All is well in the land of the morning calm. Haven’t quite figured out why they call it this yet, but stay tuned. I will have the meaning behind it for you in my next blog.
Yonsei campus, Wonju is definitely a place that embodies calmness and serenity as it is situated in the Charyeong mountains of Gwangju. Its campus is away from the hustle and bustle of the city, nestled right up against the tall foothills of the surrounding mountainside, so its extraordinary scenery is not to be underestimated or overlooked. Soon, the surrounding flora will be in full bloom and according to the native students, the campus will transform itself into a beauty all its own.
Yonsei campus, Wonju I would not recommend to those students who are in search of a more metropolitan experience, the kind you can find in the colleges of Seoul. Rather, it’s more in line with students who wish for something other than the fast paced life of the city. It’s more for people who don’t mind being considered country bumpkins or mountain folks if you will. There’s definitely more time to study here and perhaps find yourself.
There does exist a night life here, though. Conveniently located across the road from the campus is Maeji-ri, an area with a handful of pubs and drinking establishments that students congregate to in the evenings to drink alcohol and carry on. And boy do they like to drink in Korea! According to my language instructor, Korea is 4th in all the world for hard liquor consumption. And it’s not because of the high sales volume of hard liquor. Instead, the reason is Koreans imbibe a concoction called “poktahn” which is a glass of beer combined with a shot of the indigenous alcohol, soju (ethanol and water).
When the shot of soju is dropped into a glass of beer, it makes the alcohol content somewhere in the range of what is considered hard liquor. It’s a lethal combination that gets the drinker inebriated in a shorter amount of time, so my instructor has said. The Koreans are shorter on time than us San Diegans because of their uber-busy lifestyle, so it’s their point to get smashed quicker and some say harder! Lucky for me, I’m not a drinker, so I can’t say if it’s all that good, but I do enjoy having my sweetened fruit vinegar drink (another popular Korean health beverage) in the evenings in the cozy confines of my dorm room.
Although the campus can get a bit claustrophobic for the students that live here, Global Village participants have the opportunity once a week to venture out to close by vicinities to explore the customs and culture of Korea. It is part of our Korean Cultural Experience class that meets on Fridays and thus far we’ve been chaperoned to two destinations for a fun day in the sun.
The first was Korea’s National Museum where we saw relicts of old. Especially memorable was seeing two iron Buddhist statues that remained after Japan’s colonization of Korea (1905-1945). These were notable since during the Korean colonial period, most of the country’s iron and metal was confiscated for the war ambitions of then Imperial Japan.
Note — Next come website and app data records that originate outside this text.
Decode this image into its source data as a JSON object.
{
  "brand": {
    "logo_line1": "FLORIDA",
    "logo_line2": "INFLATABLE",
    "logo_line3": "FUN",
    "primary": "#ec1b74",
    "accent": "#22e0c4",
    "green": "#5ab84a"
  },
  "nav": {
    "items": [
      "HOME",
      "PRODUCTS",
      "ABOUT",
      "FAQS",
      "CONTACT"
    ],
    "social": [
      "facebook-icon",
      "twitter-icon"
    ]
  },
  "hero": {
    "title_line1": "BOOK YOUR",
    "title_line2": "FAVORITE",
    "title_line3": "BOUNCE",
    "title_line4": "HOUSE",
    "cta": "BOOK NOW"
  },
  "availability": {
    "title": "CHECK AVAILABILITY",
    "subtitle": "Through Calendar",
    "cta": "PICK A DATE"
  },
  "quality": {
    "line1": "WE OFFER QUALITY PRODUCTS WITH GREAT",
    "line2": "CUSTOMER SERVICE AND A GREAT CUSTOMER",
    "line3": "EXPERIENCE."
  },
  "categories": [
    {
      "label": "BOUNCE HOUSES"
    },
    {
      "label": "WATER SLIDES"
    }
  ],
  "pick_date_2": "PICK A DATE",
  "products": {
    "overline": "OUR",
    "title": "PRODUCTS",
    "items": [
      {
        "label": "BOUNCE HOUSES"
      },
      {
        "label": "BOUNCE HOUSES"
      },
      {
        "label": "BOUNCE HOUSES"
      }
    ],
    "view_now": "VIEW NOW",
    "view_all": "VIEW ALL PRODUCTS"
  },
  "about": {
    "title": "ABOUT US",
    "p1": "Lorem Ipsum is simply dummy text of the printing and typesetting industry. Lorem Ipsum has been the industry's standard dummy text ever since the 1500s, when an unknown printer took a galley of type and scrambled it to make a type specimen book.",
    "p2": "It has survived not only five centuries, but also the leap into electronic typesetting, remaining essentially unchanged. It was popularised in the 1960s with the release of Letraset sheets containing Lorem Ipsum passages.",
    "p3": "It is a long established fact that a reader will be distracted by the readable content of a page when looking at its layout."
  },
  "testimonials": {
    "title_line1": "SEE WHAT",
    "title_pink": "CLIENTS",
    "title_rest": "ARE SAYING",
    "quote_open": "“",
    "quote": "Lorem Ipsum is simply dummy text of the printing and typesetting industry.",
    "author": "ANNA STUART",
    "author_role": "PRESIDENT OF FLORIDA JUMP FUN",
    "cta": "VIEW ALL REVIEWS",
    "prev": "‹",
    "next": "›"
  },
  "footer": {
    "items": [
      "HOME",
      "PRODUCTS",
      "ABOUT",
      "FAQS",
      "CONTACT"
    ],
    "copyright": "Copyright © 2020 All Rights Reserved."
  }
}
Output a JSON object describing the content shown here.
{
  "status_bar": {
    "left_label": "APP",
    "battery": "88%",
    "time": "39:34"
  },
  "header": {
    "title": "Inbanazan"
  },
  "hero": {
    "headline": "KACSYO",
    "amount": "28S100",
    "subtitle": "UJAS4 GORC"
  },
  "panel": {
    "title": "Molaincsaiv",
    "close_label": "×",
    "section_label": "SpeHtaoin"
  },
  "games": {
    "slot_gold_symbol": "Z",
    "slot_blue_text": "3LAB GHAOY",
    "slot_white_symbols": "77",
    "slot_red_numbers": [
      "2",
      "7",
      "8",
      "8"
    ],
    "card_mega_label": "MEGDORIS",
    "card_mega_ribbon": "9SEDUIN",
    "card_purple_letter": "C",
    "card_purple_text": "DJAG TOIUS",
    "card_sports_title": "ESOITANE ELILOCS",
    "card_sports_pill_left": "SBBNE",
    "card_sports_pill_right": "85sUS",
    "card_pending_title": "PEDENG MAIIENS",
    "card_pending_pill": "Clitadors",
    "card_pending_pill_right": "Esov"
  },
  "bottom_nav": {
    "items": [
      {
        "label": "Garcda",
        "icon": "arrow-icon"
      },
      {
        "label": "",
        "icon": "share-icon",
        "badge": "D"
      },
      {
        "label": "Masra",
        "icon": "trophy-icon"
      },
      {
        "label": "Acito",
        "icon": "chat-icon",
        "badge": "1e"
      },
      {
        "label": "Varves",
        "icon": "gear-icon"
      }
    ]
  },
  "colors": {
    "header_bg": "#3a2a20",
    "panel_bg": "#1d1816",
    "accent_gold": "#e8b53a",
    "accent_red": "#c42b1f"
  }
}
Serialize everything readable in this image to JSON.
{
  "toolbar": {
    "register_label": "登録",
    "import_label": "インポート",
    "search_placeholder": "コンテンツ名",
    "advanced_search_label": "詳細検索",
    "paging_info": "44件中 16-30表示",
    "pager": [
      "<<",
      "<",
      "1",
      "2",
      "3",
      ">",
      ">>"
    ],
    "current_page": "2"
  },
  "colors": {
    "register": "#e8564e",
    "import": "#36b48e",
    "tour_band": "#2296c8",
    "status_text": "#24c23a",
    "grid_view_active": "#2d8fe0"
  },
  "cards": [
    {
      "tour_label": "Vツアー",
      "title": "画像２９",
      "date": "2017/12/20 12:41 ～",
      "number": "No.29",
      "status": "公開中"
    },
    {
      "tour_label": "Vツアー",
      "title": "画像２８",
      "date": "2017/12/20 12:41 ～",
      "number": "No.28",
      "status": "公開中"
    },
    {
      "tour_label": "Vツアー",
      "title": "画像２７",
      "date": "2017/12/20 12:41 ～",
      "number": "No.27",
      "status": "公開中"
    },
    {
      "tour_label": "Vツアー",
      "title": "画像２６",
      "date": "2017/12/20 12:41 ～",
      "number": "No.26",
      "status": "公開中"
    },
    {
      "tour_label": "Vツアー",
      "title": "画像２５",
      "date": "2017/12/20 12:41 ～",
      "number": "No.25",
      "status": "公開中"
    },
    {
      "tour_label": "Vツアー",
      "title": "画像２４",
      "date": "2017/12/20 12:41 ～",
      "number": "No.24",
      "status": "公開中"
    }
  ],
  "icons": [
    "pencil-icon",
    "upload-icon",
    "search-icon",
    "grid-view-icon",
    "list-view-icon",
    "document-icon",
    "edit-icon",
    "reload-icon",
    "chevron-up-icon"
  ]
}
It was explained that the reason these Buddhist statues were designed with large earlobes and small mouths is due to the belief that people should listen more and talk less. That coincides with my disposition since I don’t talk a whole lot, but like to listen to others. It was comforting to be validated in such a way.
Our second field trip was to the Korean Folk Village of Suwon. Here they reconstructed a village of the Joseon dynasty of late 19th century. We walked through the village like villagers and handled dated agrarian tools firsthand. We also witnessed a reenactment of a traditional wedding ceremony and viewed a horse/rider stunt show with bows, arrows, and a whole lot of physical action. Lunch was traditional Korean and what’s funny about that is although the buildings and infrastructure have all been modernized in this country, the food has remained the same, I assume, for centuries. It has maintained its exact flavor and appearance, so it is kind of like going back in time every time Korean food is served. I suppose it’s like that in any country (except for ours).
Midterm week is upon us and during this time, all social activities shut down as to provide the students with all the time they need preparing for whatever exams they may have coming up. For Global Villagers, our mutual mentoring sessions are put on hold for two weeks as are our team meetings. Yonsei University is considered a first rate university here in Korea and its prestige is well known. So the students here are quite serious about their grades. So it’s that kind of school.
I must say, Korea’s been all that I expected it to be thus far. I haven’t gained any kind of keen insight as to my question “how Korean am I?” or “How are Koreans different from Americans?”. But I have a feeling if I keep asking myself that question, an answer will come. And it’s safe to say, I’ll provide that information here.
There’s a lot going on in this country and I’d like to discern through it all to gain a better perspective of myself when it comes to returning back to the States, but so far, this much I can say. Koreans are competitive people and I think that competitive nature has allowed them to survive throughout history even with all of the impeding forces geographically close by, but you could hardly tell by the looks of it. Koreans are competitive, but competitive with themselves and they seem to push themselves to their limits to gain prosperity, knowledge, and prestige for their country. Nationalistic? Yes. Selfish? It seems not. That I think adds to their charm.
Well, that’s it for me this time. Hope all is well in America’s finest city. Save a place for me at Buddy’s when I get back. Aztec for life!